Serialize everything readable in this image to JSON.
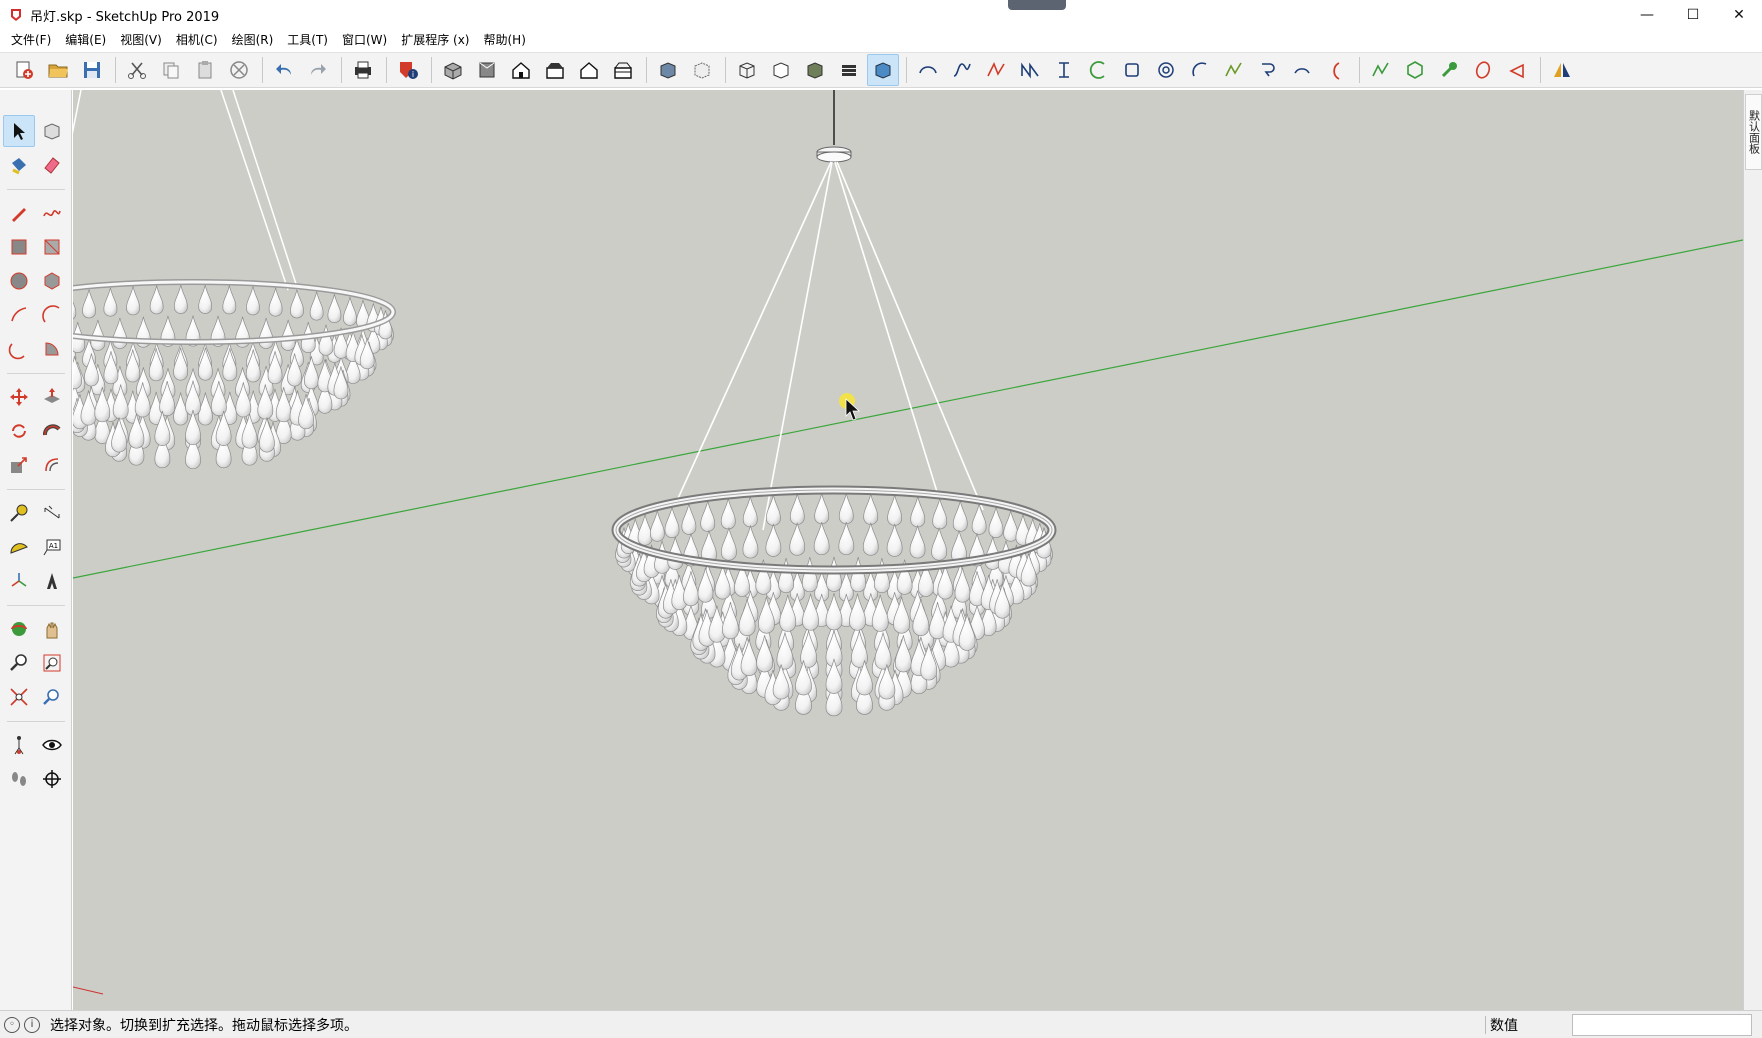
{
  "window": {
    "title": "吊灯.skp - SketchUp Pro 2019",
    "minimize": "—",
    "maximize": "☐",
    "close": "✕"
  },
  "menu": [
    "文件(F)",
    "编辑(E)",
    "视图(V)",
    "相机(C)",
    "绘图(R)",
    "工具(T)",
    "窗口(W)",
    "扩展程序 (x)",
    "帮助(H)"
  ],
  "toolbar_icons": [
    "new-file-icon",
    "open-folder-icon",
    "save-icon",
    "sep",
    "cut-icon",
    "copy-icon",
    "paste-icon",
    "erase-icon",
    "sep",
    "undo-icon",
    "redo-icon",
    "sep",
    "print-icon",
    "sep",
    "model-info-icon",
    "sep",
    "iso-view-icon",
    "top-view-icon",
    "front-view-icon",
    "right-view-icon",
    "back-view-icon",
    "left-view-icon",
    "sep",
    "xray-icon",
    "back-edges-icon",
    "sep",
    "wireframe-icon",
    "hidden-line-icon",
    "shaded-icon",
    "shaded-textures-icon",
    "monochrome-icon",
    "sep",
    "curve-tool-1-icon",
    "curve-tool-2-icon",
    "curve-tool-3-icon",
    "curve-tool-4-icon",
    "curve-tool-5-icon",
    "curve-tool-6-icon",
    "rectangle-tool-icon",
    "spiral-tool-icon",
    "arc-tool-a-icon",
    "zigzag-tool-icon",
    "hook-tool-icon",
    "arc-tool-b-icon",
    "arc-tool-c-icon",
    "sep",
    "polyline-tool-icon",
    "polygon-tool-icon",
    "wrench-tool-icon",
    "ellipse-tool-icon",
    "flip-tool-icon",
    "sep",
    "mirror-tool-icon"
  ],
  "active_toolbar_icon": "monochrome-icon",
  "left_tools": [
    [
      "select-icon",
      "component-icon"
    ],
    [
      "paint-bucket-icon",
      "eraser-icon"
    ],
    "gap",
    [
      "pencil-line-icon",
      "freehand-icon"
    ],
    [
      "rectangle-icon",
      "rotated-rectangle-icon"
    ],
    [
      "circle-icon",
      "polygon-icon"
    ],
    [
      "arc-icon",
      "two-point-arc-icon"
    ],
    [
      "three-point-arc-icon",
      "pie-icon"
    ],
    "gap",
    [
      "move-icon",
      "push-pull-icon"
    ],
    [
      "rotate-icon",
      "follow-me-icon"
    ],
    [
      "scale-icon",
      "offset-icon"
    ],
    "gap",
    [
      "tape-measure-icon",
      "dimension-icon"
    ],
    [
      "protractor-icon",
      "text-icon"
    ],
    [
      "axes-icon",
      "3d-text-icon"
    ],
    "gap",
    [
      "orbit-icon",
      "pan-icon"
    ],
    [
      "zoom-icon",
      "zoom-window-icon"
    ],
    [
      "zoom-extents-icon",
      "previous-view-icon"
    ],
    "gap",
    [
      "position-camera-icon",
      "look-around-icon"
    ],
    [
      "walk-icon",
      "section-plane-icon"
    ]
  ],
  "active_left_tool": "select-icon",
  "tray_label": "默认面板",
  "status": {
    "hint": "选择对象。切换到扩充选择。拖动鼠标选择多项。",
    "measurements_label": "数值",
    "measurements_value": ""
  },
  "colors": {
    "viewport_bg": "#cdcdc8",
    "green_axis": "#3aa63a",
    "red_axis": "#d03030",
    "chandelier": "#ffffff",
    "chandelier_edge": "#8c8c8c"
  }
}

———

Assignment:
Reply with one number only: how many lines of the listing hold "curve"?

Answer space:
6